Across the records below, how many lines contain the string "JSON"? Give the number by itself.
-- MATERIAL SUPPLIED follows --
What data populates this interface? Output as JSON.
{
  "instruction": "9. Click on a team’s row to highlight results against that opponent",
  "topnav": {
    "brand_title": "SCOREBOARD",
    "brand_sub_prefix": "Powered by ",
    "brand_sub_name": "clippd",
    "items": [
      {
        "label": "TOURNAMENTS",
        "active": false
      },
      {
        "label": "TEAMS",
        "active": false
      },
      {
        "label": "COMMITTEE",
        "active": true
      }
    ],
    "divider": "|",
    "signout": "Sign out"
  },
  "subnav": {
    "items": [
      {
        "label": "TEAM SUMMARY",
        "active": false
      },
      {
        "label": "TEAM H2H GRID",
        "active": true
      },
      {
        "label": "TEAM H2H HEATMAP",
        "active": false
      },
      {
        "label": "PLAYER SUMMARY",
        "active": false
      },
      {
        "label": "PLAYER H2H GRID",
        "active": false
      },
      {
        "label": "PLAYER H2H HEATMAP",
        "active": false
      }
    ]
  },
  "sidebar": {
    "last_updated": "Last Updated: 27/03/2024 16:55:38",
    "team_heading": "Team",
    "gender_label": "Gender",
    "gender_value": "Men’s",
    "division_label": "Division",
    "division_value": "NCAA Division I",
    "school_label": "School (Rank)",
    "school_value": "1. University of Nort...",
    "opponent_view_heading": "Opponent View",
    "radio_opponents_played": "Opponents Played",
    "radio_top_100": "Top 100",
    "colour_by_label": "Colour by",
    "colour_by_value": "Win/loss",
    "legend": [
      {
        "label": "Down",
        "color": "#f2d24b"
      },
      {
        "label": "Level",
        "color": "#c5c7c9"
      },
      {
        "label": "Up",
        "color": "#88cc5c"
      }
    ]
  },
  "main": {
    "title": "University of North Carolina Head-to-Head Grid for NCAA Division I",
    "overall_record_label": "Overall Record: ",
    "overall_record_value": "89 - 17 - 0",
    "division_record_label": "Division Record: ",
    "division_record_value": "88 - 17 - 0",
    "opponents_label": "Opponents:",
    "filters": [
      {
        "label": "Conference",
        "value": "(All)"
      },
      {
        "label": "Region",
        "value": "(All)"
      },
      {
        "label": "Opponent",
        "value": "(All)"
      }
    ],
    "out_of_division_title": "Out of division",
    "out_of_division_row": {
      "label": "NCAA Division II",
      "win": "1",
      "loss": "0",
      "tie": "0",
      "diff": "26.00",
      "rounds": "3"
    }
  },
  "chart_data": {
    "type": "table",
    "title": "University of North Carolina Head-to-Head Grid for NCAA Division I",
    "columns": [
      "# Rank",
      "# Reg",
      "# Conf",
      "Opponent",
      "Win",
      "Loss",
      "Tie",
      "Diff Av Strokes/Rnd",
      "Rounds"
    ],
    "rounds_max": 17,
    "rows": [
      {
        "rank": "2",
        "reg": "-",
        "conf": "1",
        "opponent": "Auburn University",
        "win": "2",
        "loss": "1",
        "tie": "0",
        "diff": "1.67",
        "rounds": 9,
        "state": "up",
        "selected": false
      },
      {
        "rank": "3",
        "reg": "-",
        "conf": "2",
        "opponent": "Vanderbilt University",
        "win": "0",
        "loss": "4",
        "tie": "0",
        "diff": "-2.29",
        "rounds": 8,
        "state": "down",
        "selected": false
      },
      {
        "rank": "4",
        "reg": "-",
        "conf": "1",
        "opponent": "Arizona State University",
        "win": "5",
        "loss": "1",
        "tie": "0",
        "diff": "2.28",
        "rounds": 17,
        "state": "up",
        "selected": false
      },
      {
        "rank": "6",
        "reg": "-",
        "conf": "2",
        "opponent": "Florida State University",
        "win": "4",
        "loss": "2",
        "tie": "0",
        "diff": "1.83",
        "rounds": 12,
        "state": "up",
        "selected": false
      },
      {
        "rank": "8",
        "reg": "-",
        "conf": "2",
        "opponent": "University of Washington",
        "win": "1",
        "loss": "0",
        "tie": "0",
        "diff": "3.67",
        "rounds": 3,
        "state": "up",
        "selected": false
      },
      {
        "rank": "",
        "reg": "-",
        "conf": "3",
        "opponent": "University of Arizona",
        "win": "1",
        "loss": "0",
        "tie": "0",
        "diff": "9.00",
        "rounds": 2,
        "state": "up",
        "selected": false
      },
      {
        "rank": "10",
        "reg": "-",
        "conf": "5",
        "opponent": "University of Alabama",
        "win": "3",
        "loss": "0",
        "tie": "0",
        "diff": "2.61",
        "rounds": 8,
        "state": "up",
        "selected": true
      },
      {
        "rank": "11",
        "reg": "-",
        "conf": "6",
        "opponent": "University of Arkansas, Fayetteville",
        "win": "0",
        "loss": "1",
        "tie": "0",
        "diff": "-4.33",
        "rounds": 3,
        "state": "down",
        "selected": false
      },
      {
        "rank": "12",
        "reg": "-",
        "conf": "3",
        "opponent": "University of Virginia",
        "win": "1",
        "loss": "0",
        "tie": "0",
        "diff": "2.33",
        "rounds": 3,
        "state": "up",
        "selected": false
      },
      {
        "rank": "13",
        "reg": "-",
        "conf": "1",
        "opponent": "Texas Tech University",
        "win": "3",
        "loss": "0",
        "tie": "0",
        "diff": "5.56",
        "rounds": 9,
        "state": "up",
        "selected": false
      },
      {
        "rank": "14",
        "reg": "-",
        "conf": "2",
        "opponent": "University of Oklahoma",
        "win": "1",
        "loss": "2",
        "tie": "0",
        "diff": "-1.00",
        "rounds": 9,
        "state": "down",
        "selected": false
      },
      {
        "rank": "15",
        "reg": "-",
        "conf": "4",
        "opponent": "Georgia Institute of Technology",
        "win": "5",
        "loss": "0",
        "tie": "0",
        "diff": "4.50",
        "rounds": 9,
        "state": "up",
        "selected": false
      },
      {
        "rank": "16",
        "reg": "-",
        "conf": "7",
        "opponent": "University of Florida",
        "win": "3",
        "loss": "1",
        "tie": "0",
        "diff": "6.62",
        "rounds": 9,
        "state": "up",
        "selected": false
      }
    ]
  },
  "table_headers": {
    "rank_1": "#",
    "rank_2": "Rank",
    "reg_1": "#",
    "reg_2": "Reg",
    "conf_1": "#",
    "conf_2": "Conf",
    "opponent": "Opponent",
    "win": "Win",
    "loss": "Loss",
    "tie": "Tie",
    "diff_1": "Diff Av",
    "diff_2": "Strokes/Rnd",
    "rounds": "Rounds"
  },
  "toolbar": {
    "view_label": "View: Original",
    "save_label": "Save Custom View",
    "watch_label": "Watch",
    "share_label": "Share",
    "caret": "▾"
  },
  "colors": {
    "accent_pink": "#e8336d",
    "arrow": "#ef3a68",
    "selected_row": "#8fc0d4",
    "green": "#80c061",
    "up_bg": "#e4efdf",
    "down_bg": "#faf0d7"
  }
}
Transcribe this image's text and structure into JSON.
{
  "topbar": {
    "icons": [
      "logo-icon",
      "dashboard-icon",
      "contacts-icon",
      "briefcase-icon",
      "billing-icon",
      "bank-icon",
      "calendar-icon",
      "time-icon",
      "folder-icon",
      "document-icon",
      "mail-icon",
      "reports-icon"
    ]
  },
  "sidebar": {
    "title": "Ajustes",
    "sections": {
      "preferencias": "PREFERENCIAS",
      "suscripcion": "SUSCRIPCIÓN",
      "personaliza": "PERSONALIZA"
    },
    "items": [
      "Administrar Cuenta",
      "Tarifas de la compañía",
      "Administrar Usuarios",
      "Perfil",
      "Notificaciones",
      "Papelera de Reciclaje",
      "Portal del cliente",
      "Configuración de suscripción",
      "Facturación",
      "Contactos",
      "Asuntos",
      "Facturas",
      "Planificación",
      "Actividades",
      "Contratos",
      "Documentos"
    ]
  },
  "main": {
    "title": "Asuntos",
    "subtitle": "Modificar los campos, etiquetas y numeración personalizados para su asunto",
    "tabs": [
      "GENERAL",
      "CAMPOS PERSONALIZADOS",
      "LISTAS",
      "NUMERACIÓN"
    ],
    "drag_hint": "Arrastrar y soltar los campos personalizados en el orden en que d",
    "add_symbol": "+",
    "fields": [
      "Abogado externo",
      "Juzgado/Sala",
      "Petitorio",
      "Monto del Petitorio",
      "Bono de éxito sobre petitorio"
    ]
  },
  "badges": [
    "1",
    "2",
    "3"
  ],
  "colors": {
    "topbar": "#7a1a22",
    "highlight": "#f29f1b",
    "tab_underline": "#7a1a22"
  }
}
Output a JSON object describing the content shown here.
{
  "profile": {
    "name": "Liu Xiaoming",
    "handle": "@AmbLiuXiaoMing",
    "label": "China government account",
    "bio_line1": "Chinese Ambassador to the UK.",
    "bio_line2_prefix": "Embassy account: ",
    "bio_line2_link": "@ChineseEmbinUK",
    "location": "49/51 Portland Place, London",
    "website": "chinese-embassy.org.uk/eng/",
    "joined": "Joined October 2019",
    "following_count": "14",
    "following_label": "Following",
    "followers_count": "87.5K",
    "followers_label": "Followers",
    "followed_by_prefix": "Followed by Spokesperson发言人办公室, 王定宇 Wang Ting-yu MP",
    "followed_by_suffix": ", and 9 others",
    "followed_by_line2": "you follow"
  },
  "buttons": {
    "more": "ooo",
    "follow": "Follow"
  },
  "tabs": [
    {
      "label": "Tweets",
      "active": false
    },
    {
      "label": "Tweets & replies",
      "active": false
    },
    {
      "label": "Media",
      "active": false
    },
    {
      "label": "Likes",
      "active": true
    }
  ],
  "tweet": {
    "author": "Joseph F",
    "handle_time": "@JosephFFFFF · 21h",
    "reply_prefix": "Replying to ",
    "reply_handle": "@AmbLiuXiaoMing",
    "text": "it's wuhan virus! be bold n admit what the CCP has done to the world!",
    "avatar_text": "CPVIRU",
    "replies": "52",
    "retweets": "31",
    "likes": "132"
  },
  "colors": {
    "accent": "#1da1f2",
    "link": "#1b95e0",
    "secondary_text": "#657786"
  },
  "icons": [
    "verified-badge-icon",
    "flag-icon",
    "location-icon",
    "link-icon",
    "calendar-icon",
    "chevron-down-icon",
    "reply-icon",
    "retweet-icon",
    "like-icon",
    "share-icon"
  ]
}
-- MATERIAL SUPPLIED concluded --
→ SOLUTION
3